Live Science Staff Writer

Harry is a U.K.-based staff writer at Live Science. He studied Marine Biology at the University of Exeter (Penryn campus) and after graduating started his own blog site "Marine Madness," which he continues to run with other ocean enthusiasts. He is also interested in evolution, climate change, robots, space exploration, environmental conservation and anything that's been fossilized. When not at work he can be found watching sci-fi films, playing old Pokemon games or running (probably slower than he'd like). 

  • fj.torres
    Russia has been planning/promising great things in space for decades and delivering very little. And their chronic leak issues don't speak well of their modern quality control.

    That in turn brings up the question of why China, which has been doing well enough on their own would feel the need to tie themselves to Russia.

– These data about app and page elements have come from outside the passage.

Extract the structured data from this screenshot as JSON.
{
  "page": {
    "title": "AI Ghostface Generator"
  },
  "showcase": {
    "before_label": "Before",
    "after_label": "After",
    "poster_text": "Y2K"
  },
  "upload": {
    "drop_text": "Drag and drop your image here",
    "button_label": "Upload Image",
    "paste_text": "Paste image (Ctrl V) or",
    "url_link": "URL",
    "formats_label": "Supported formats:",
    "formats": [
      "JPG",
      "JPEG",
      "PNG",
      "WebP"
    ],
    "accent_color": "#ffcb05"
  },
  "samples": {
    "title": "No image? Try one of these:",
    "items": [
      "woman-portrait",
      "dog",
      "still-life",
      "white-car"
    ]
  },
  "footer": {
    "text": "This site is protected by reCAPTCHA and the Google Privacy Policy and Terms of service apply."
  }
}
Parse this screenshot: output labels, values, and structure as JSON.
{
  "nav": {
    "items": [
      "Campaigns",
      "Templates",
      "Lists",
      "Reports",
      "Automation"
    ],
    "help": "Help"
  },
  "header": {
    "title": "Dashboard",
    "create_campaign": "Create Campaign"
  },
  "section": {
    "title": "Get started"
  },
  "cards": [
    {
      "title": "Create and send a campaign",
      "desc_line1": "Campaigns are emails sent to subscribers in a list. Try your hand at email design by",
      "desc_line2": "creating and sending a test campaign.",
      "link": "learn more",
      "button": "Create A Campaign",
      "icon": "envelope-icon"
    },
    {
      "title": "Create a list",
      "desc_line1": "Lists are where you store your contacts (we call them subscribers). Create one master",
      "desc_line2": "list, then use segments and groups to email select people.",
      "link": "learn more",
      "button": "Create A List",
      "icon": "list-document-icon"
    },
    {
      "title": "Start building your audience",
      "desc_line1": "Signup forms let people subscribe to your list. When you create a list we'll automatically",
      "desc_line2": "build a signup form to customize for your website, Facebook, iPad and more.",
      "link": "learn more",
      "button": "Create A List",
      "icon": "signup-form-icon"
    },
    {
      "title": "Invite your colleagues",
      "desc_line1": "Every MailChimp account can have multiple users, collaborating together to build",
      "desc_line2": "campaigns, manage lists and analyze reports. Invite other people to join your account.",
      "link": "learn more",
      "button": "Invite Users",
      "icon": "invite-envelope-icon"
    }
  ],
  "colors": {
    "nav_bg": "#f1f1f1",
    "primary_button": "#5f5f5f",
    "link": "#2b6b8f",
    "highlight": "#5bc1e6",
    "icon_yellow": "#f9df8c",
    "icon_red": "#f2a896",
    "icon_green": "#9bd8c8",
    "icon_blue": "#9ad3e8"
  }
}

They don't feel competent enough to do it on their own?

    Finally, there is the time frame; 2035?

    The demographic and economic future of both countries is at serious risk over the next 5 years and neither might be able to afford a big prestige space project by 2035.

    In other words: I'll believe it when I see it.